AIM OF THE TASK => Restate each entry exactly, without pictures.

THE DATA: Begin

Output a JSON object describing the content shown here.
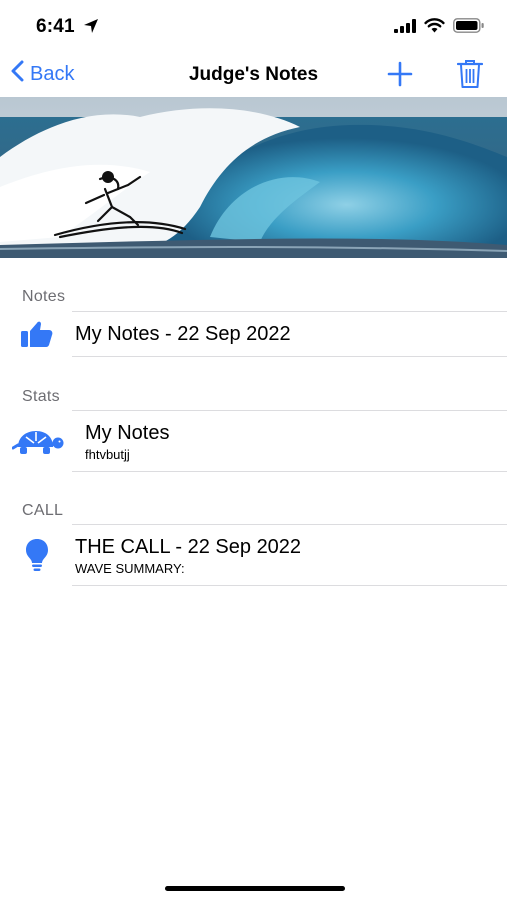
{
  "status_bar": {
    "time": "6:41",
    "icons": [
      "location-arrow-icon",
      "cellular-signal-icon",
      "wifi-icon",
      "battery-icon"
    ]
  },
  "nav": {
    "back_label": "Back",
    "title": "Judge's Notes",
    "add_icon": "plus-icon",
    "delete_icon": "trash-icon",
    "accent_color": "#3478f6"
  },
  "hero": {
    "description_icon": "wave-surfer-banner"
  },
  "sections": [
    {
      "header": "Notes",
      "rows": [
        {
          "icon": "thumbs-up-icon",
          "title": "My Notes - 22 Sep 2022",
          "subtitle": ""
        }
      ]
    },
    {
      "header": "Stats",
      "rows": [
        {
          "icon": "turtle-icon",
          "title": "My Notes",
          "subtitle": "fhtvbutjj"
        }
      ]
    },
    {
      "header": "CALL",
      "rows": [
        {
          "icon": "lightbulb-icon",
          "title": "THE CALL - 22 Sep 2022",
          "subtitle": "WAVE SUMMARY:"
        }
      ]
    }
  ]
}
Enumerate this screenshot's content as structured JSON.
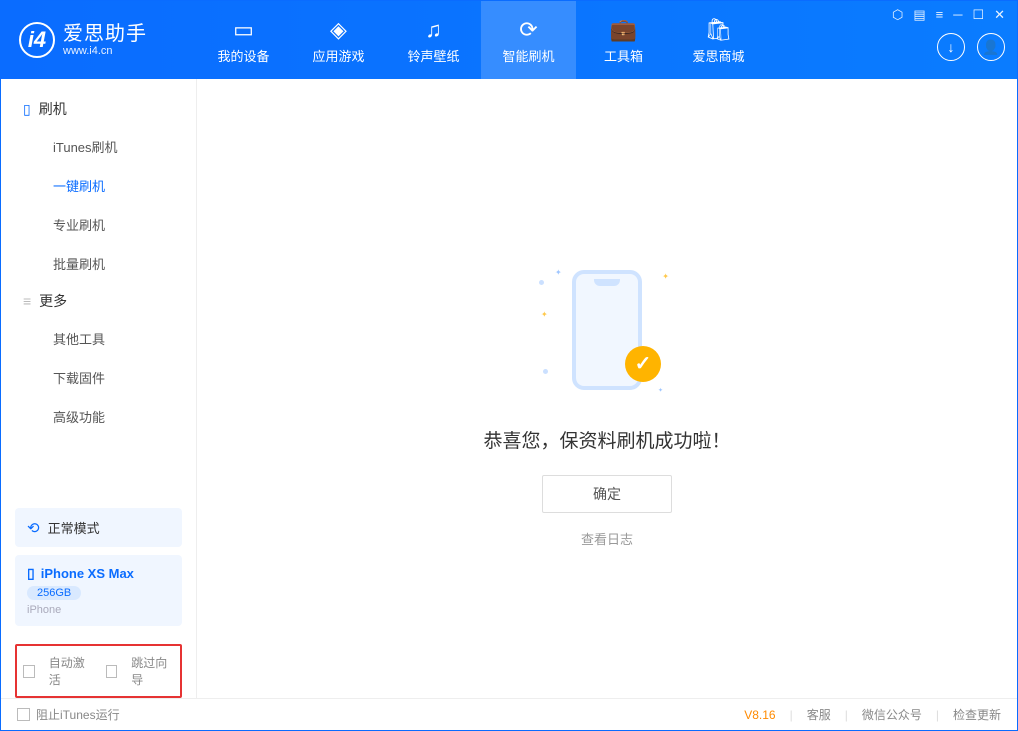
{
  "app": {
    "name": "爱思助手",
    "url": "www.i4.cn"
  },
  "nav": {
    "items": [
      {
        "label": "我的设备"
      },
      {
        "label": "应用游戏"
      },
      {
        "label": "铃声壁纸"
      },
      {
        "label": "智能刷机"
      },
      {
        "label": "工具箱"
      },
      {
        "label": "爱思商城"
      }
    ],
    "active_index": 3
  },
  "sidebar": {
    "section1": {
      "title": "刷机",
      "items": [
        "iTunes刷机",
        "一键刷机",
        "专业刷机",
        "批量刷机"
      ],
      "active_index": 1
    },
    "section2": {
      "title": "更多",
      "items": [
        "其他工具",
        "下载固件",
        "高级功能"
      ]
    },
    "mode": "正常模式",
    "device": {
      "name": "iPhone XS Max",
      "storage": "256GB",
      "type": "iPhone"
    },
    "checkboxes": {
      "auto_activate": "自动激活",
      "skip_guide": "跳过向导"
    }
  },
  "content": {
    "success_text": "恭喜您，保资料刷机成功啦！",
    "ok_button": "确定",
    "log_link": "查看日志"
  },
  "footer": {
    "block_itunes": "阻止iTunes运行",
    "version": "V8.16",
    "links": [
      "客服",
      "微信公众号",
      "检查更新"
    ]
  }
}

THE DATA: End

THE COMPLETED TASK =>
Output a JSON object describing the content shown here.
{
  "status_bar": {
    "time": "6:41",
    "icons": [
      "location-arrow-icon",
      "cellular-signal-icon",
      "wifi-icon",
      "battery-icon"
    ]
  },
  "nav": {
    "back_label": "Back",
    "title": "Judge's Notes",
    "add_icon": "plus-icon",
    "delete_icon": "trash-icon",
    "accent_color": "#3478f6"
  },
  "hero": {
    "description_icon": "wave-surfer-banner"
  },
  "sections": [
    {
      "header": "Notes",
      "rows": [
        {
          "icon": "thumbs-up-icon",
          "title": "My Notes - 22 Sep 2022",
          "subtitle": ""
        }
      ]
    },
    {
      "header": "Stats",
      "rows": [
        {
          "icon": "turtle-icon",
          "title": "My Notes",
          "subtitle": "fhtvbutjj"
        }
      ]
    },
    {
      "header": "CALL",
      "rows": [
        {
          "icon": "lightbulb-icon",
          "title": "THE CALL - 22 Sep 2022",
          "subtitle": "WAVE SUMMARY:"
        }
      ]
    }
  ]
}
Enumerate this screenshot's content as structured JSON.
{
  "app": {
    "name": "爱思助手",
    "url": "www.i4.cn"
  },
  "nav": {
    "items": [
      {
        "label": "我的设备"
      },
      {
        "label": "应用游戏"
      },
      {
        "label": "铃声壁纸"
      },
      {
        "label": "智能刷机"
      },
      {
        "label": "工具箱"
      },
      {
        "label": "爱思商城"
      }
    ],
    "active_index": 3
  },
  "sidebar": {
    "section1": {
      "title": "刷机",
      "items": [
        "iTunes刷机",
        "一键刷机",
        "专业刷机",
        "批量刷机"
      ],
      "active_index": 1
    },
    "section2": {
      "title": "更多",
      "items": [
        "其他工具",
        "下载固件",
        "高级功能"
      ]
    },
    "mode": "正常模式",
    "device": {
      "name": "iPhone XS Max",
      "storage": "256GB",
      "type": "iPhone"
    },
    "checkboxes": {
      "auto_activate": "自动激活",
      "skip_guide": "跳过向导"
    }
  },
  "content": {
    "success_text": "恭喜您，保资料刷机成功啦！",
    "ok_button": "确定",
    "log_link": "查看日志"
  },
  "footer": {
    "block_itunes": "阻止iTunes运行",
    "version": "V8.16",
    "links": [
      "客服",
      "微信公众号",
      "检查更新"
    ]
  }
}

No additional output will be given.